Start of Dataset extract
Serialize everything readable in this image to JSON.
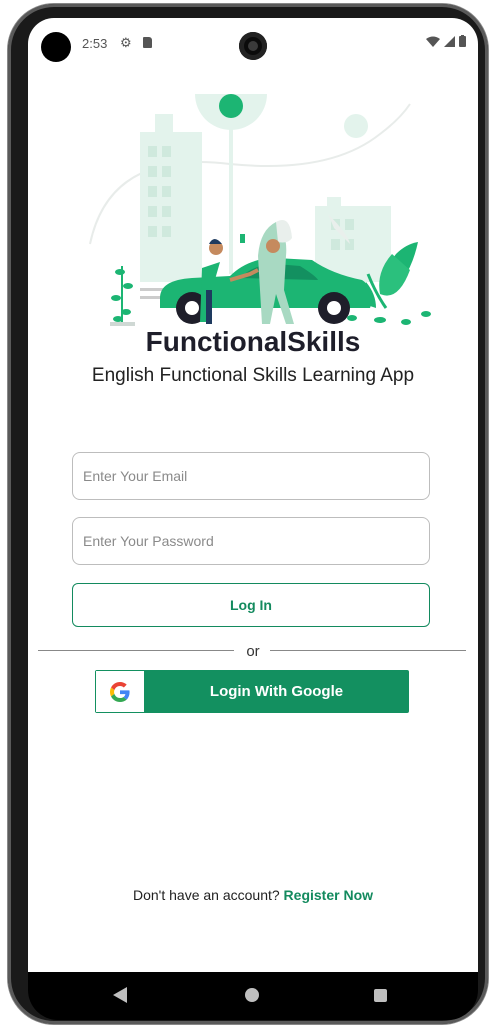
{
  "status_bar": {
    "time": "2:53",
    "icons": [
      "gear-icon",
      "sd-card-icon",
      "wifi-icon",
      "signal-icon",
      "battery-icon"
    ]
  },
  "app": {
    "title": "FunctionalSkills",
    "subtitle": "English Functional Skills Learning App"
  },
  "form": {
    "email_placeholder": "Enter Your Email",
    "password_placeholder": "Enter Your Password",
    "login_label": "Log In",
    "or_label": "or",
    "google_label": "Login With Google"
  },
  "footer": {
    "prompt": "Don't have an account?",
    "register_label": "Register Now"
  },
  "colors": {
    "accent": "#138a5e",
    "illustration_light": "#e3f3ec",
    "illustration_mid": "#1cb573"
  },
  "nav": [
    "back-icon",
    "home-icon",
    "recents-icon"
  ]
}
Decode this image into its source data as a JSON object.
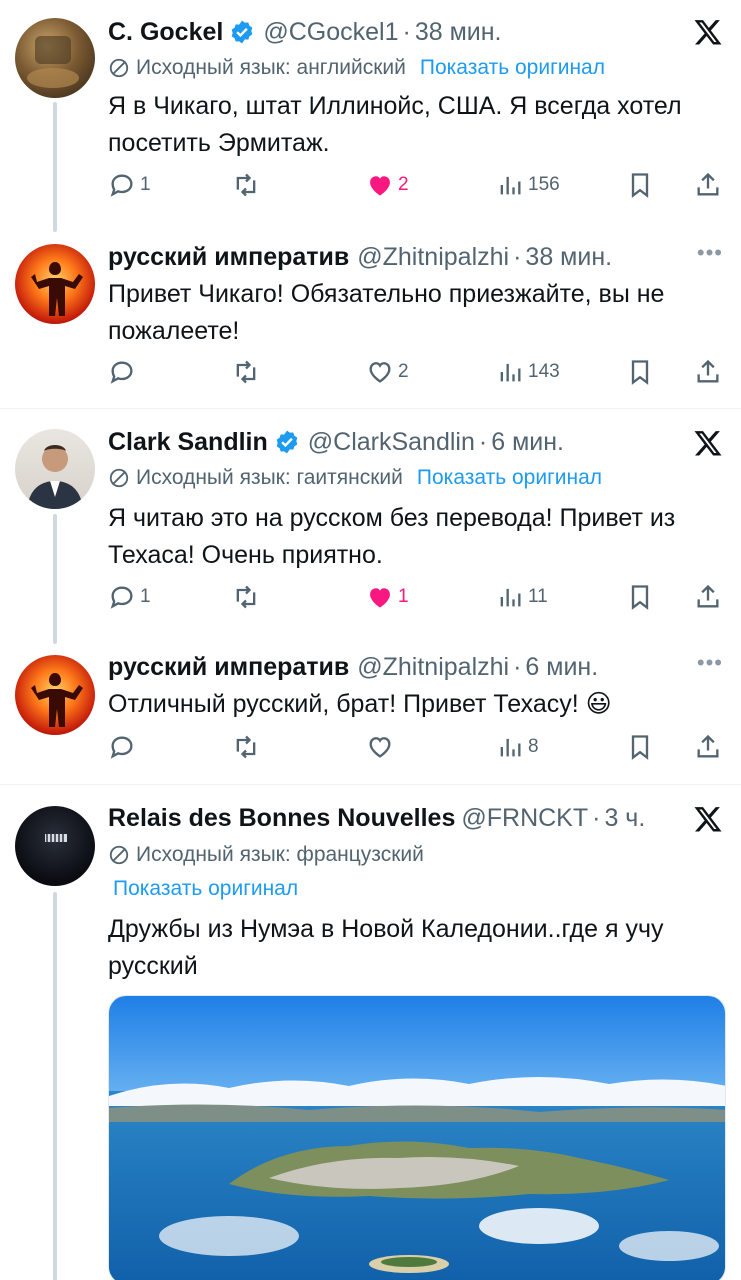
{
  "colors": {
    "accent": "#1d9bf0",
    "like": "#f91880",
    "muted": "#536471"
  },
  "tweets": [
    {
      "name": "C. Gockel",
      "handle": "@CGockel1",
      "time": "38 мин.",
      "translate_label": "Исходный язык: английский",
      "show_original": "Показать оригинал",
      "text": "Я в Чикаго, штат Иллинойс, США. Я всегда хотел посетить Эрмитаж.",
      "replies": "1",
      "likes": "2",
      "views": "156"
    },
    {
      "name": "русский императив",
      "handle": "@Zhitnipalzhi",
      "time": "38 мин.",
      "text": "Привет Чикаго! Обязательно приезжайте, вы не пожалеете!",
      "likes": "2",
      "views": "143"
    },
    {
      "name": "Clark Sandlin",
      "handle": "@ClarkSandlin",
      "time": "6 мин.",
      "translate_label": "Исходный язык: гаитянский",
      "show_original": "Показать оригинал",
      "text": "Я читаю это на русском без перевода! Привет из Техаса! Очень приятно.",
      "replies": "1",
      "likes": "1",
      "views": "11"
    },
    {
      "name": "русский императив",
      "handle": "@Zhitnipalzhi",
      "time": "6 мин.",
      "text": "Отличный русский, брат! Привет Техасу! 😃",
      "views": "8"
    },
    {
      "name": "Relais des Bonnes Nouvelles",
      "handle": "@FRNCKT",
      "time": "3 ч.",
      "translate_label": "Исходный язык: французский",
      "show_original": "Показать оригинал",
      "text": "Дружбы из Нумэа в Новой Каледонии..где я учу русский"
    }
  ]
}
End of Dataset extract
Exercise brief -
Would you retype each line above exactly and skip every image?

Solved problem -
Serialize everything readable in this image to JSON.
{
  "status_bar": {
    "time": "2:53",
    "icons": [
      "gear-icon",
      "sd-card-icon",
      "wifi-icon",
      "signal-icon",
      "battery-icon"
    ]
  },
  "app": {
    "title": "FunctionalSkills",
    "subtitle": "English Functional Skills Learning App"
  },
  "form": {
    "email_placeholder": "Enter Your Email",
    "password_placeholder": "Enter Your Password",
    "login_label": "Log In",
    "or_label": "or",
    "google_label": "Login With Google"
  },
  "footer": {
    "prompt": "Don't have an account?",
    "register_label": "Register Now"
  },
  "colors": {
    "accent": "#138a5e",
    "illustration_light": "#e3f3ec",
    "illustration_mid": "#1cb573"
  },
  "nav": [
    "back-icon",
    "home-icon",
    "recents-icon"
  ]
}
Decode this image into its source data as a JSON object.
{
  "colors": {
    "accent": "#1d9bf0",
    "like": "#f91880",
    "muted": "#536471"
  },
  "tweets": [
    {
      "name": "C. Gockel",
      "handle": "@CGockel1",
      "time": "38 мин.",
      "translate_label": "Исходный язык: английский",
      "show_original": "Показать оригинал",
      "text": "Я в Чикаго, штат Иллинойс, США. Я всегда хотел посетить Эрмитаж.",
      "replies": "1",
      "likes": "2",
      "views": "156"
    },
    {
      "name": "русский императив",
      "handle": "@Zhitnipalzhi",
      "time": "38 мин.",
      "text": "Привет Чикаго! Обязательно приезжайте, вы не пожалеете!",
      "likes": "2",
      "views": "143"
    },
    {
      "name": "Clark Sandlin",
      "handle": "@ClarkSandlin",
      "time": "6 мин.",
      "translate_label": "Исходный язык: гаитянский",
      "show_original": "Показать оригинал",
      "text": "Я читаю это на русском без перевода! Привет из Техаса! Очень приятно.",
      "replies": "1",
      "likes": "1",
      "views": "11"
    },
    {
      "name": "русский императив",
      "handle": "@Zhitnipalzhi",
      "time": "6 мин.",
      "text": "Отличный русский, брат! Привет Техасу! 😃",
      "views": "8"
    },
    {
      "name": "Relais des Bonnes Nouvelles",
      "handle": "@FRNCKT",
      "time": "3 ч.",
      "translate_label": "Исходный язык: французский",
      "show_original": "Показать оригинал",
      "text": "Дружбы из Нумэа в Новой Каледонии..где я учу русский"
    }
  ]
}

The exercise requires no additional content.